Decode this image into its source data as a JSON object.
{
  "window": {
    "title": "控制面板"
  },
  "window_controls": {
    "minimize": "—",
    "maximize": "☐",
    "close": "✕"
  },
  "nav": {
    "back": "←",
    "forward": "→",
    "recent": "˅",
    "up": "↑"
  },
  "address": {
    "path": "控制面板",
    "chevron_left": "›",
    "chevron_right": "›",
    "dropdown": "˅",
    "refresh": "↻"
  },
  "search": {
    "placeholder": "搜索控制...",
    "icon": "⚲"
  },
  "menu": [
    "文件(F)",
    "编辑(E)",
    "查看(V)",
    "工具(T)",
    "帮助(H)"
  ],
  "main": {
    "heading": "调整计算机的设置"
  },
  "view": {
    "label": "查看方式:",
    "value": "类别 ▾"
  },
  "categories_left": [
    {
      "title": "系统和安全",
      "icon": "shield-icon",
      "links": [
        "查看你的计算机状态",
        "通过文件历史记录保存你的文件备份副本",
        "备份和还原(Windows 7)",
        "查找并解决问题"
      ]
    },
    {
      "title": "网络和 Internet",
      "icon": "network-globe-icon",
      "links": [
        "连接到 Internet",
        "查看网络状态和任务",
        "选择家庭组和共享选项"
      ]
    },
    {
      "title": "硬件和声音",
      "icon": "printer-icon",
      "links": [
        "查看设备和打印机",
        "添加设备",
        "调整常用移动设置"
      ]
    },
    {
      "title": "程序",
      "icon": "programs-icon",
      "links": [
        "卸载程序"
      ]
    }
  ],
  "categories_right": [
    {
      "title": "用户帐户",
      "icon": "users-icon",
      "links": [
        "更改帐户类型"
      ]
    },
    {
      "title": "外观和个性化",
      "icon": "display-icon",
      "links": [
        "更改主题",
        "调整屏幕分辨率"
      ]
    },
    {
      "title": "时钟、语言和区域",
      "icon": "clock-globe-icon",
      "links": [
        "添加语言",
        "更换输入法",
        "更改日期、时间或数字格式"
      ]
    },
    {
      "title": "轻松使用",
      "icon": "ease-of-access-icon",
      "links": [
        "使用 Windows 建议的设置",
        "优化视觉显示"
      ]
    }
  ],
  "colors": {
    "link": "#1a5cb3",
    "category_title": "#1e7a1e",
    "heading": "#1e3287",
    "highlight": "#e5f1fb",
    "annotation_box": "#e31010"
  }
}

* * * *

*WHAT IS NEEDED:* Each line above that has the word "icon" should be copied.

*ANSWER BOX:*
    "icon": "⚲"
      "icon": "shield-icon",
      "icon": "network-globe-icon",
      "icon": "printer-icon",
      "icon": "programs-icon",
      "icon": "users-icon",
      "icon": "display-icon",
      "icon": "clock-globe-icon",
      "icon": "ease-of-access-icon",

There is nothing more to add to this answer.